Material shown:

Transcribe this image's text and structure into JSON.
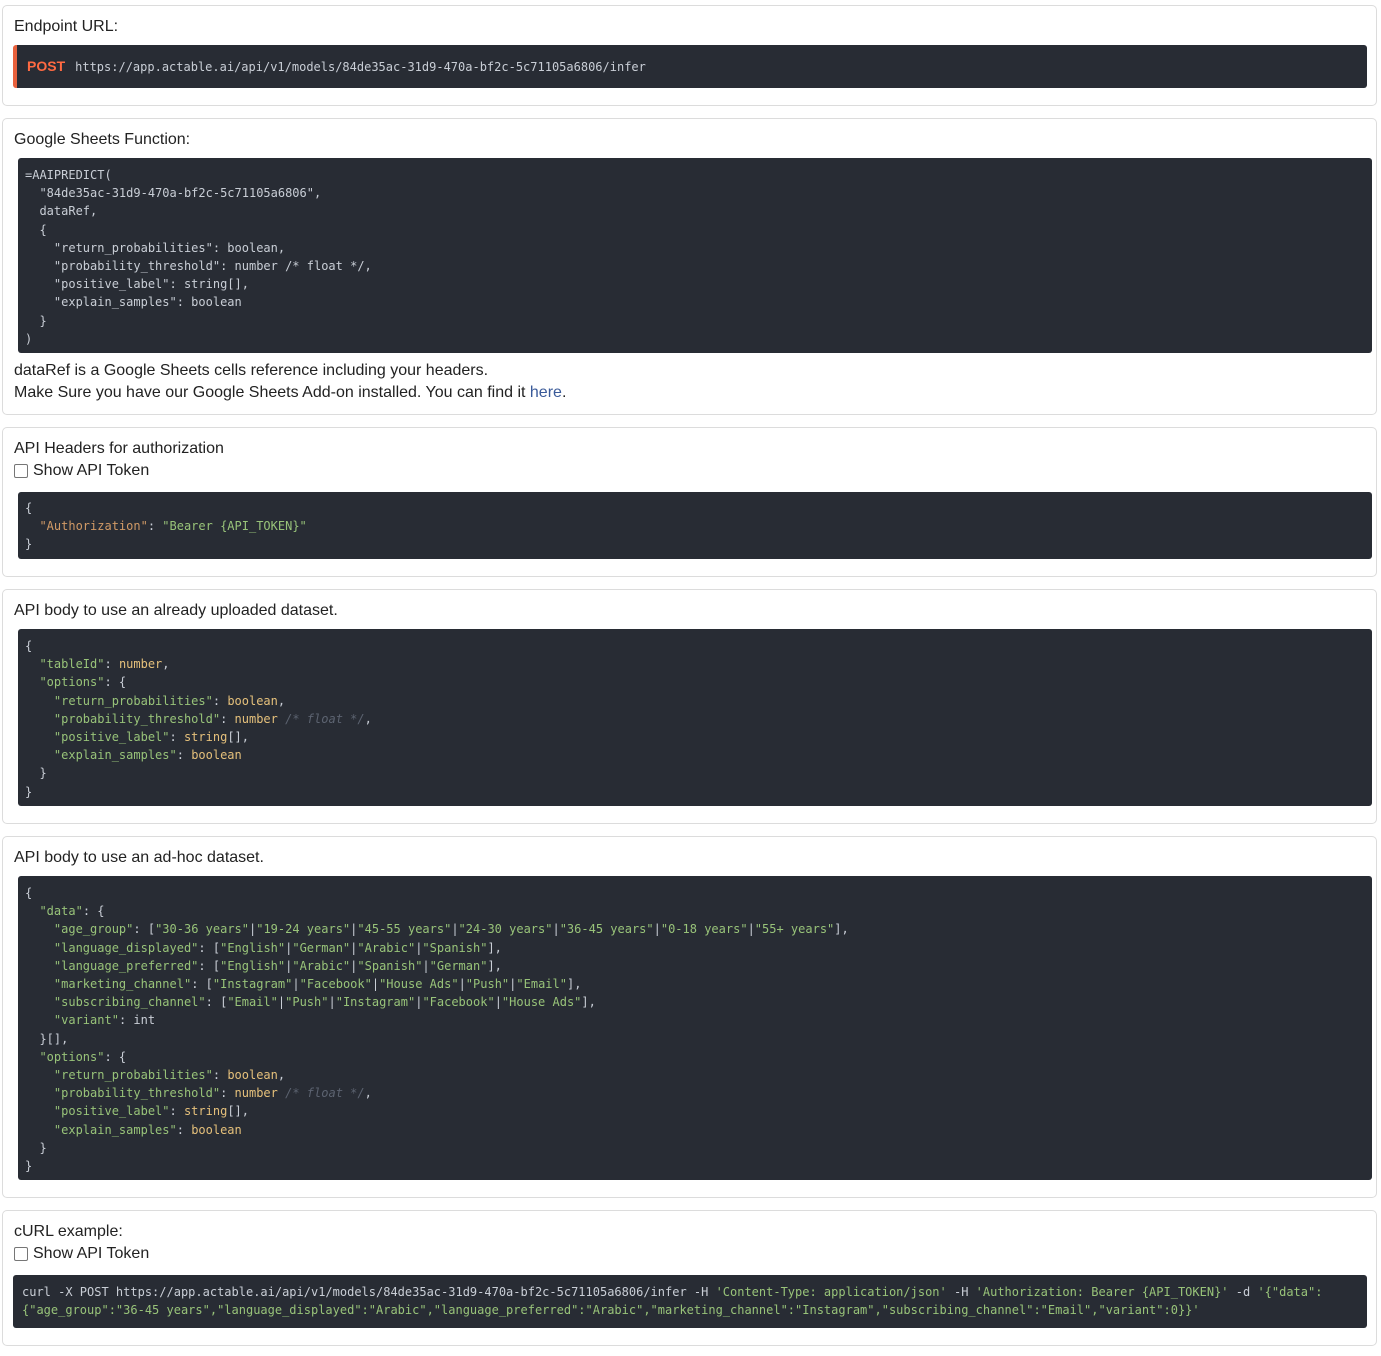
{
  "endpoint": {
    "title": "Endpoint URL:",
    "method": "POST",
    "url": "https://app.actable.ai/api/v1/models/84de35ac-31d9-470a-bf2c-5c71105a6806/infer"
  },
  "sheets": {
    "title": "Google Sheets Function:",
    "code_lines": [
      "=AAIPREDICT(",
      "  \"84de35ac-31d9-470a-bf2c-5c71105a6806\",",
      "  dataRef,",
      "  {",
      "    \"return_probabilities\": boolean,",
      "    \"probability_threshold\": number /* float */,",
      "    \"positive_label\": string[],",
      "    \"explain_samples\": boolean",
      "  }",
      ")"
    ],
    "note_line1": "dataRef is a Google Sheets cells reference including your headers.",
    "note_line2_prefix": "Make Sure you have our Google Sheets Add-on installed. You can find it ",
    "note_link": "here",
    "note_suffix": "."
  },
  "headers": {
    "title": "API Headers for authorization",
    "show_token_label": "Show API Token",
    "auth_key": "\"Authorization\"",
    "auth_value": "\"Bearer {API_TOKEN}\""
  },
  "uploaded": {
    "title": "API body to use an already uploaded dataset."
  },
  "adhoc": {
    "title": "API body to use an ad-hoc dataset."
  },
  "curl": {
    "title": "cURL example:",
    "show_token_label": "Show API Token",
    "line1_plain": "curl -X POST https://app.actable.ai/api/v1/models/84de35ac-31d9-470a-bf2c-5c71105a6806/infer -H ",
    "line1_ct": "'Content-Type: application/json'",
    "line1_mid": " -H ",
    "line1_auth": "'Authorization: Bearer {API_TOKEN}'",
    "line1_d": " -d ",
    "line1_data": "'{\"data\":",
    "line2": "{\"age_group\":\"36-45 years\",\"language_displayed\":\"Arabic\",\"language_preferred\":\"Arabic\",\"marketing_channel\":\"Instagram\",\"subscribing_channel\":\"Email\",\"variant\":0}}'"
  }
}
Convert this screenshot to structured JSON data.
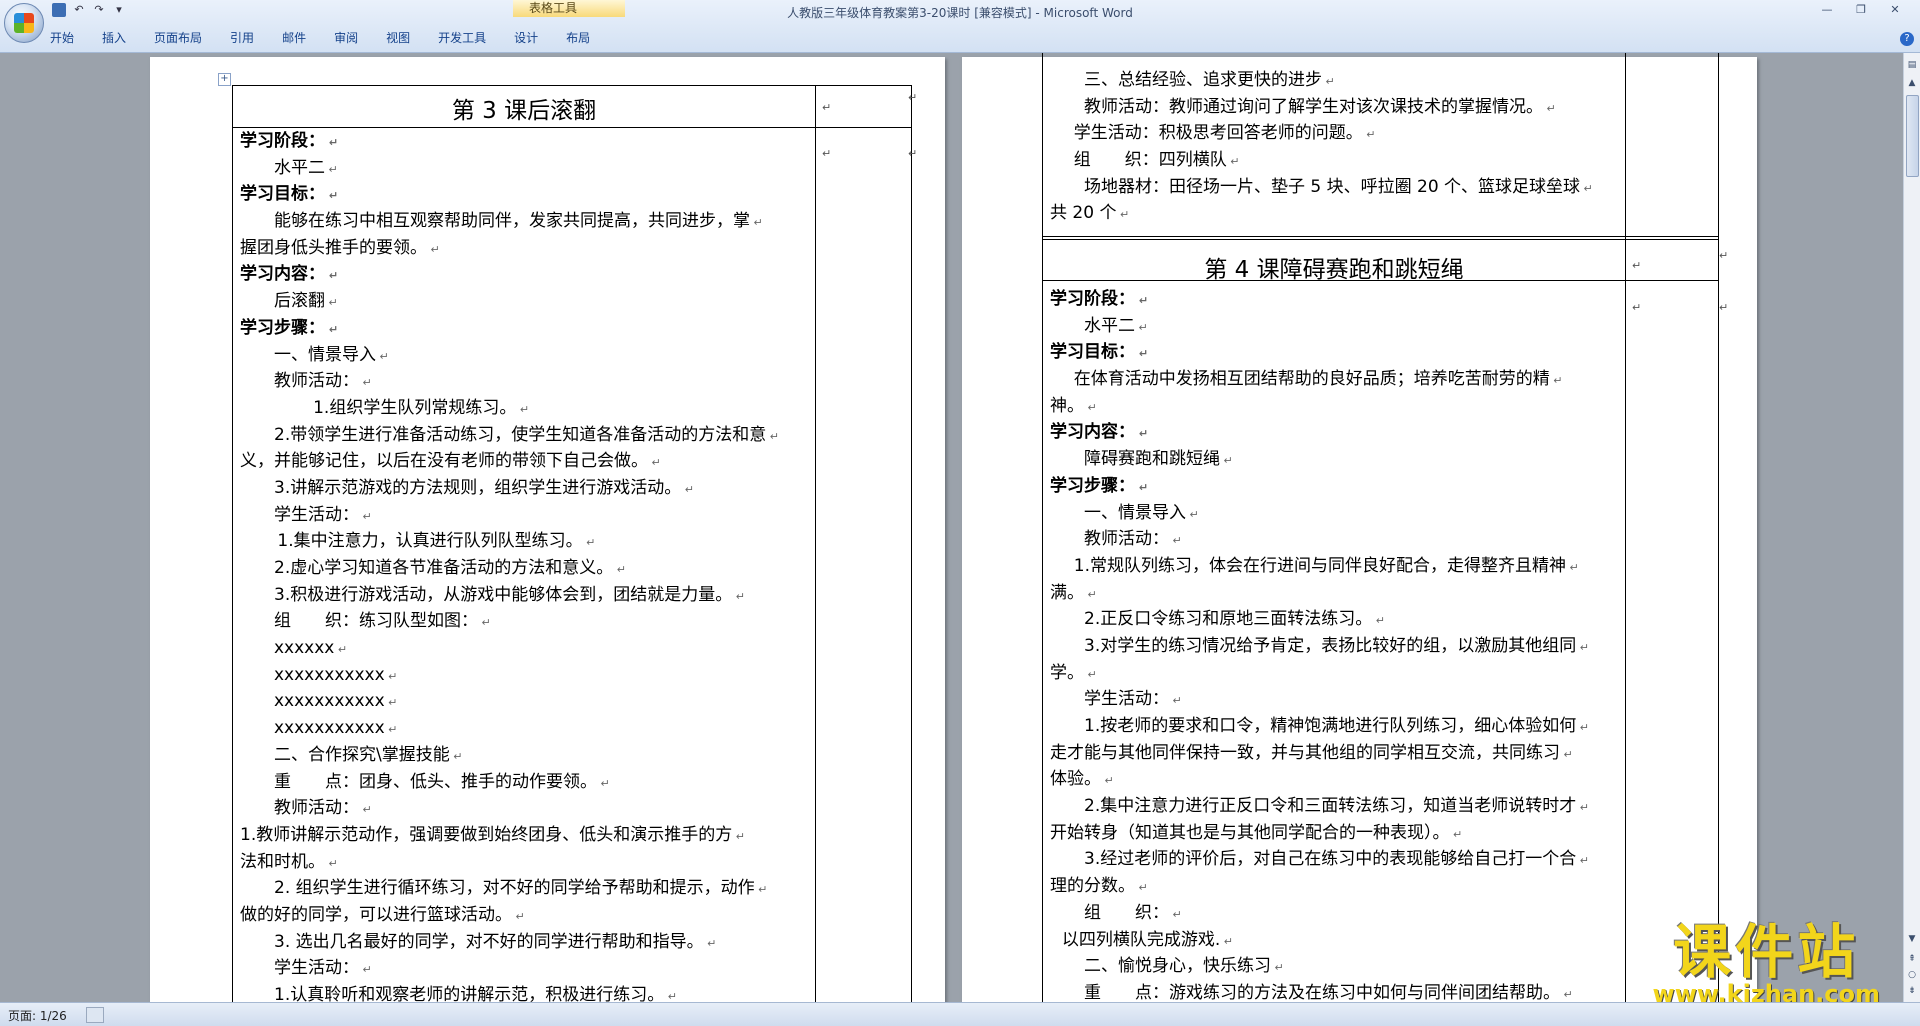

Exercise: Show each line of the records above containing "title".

Answer box:
    "title": "Endpoint URL:",
    "title": "Google Sheets Function:",
    "title": "API Headers for authorization",
    "title": "API body to use an already uploaded dataset."
    "title": "API body to use an ad-hoc dataset."
    "title": "cURL example:",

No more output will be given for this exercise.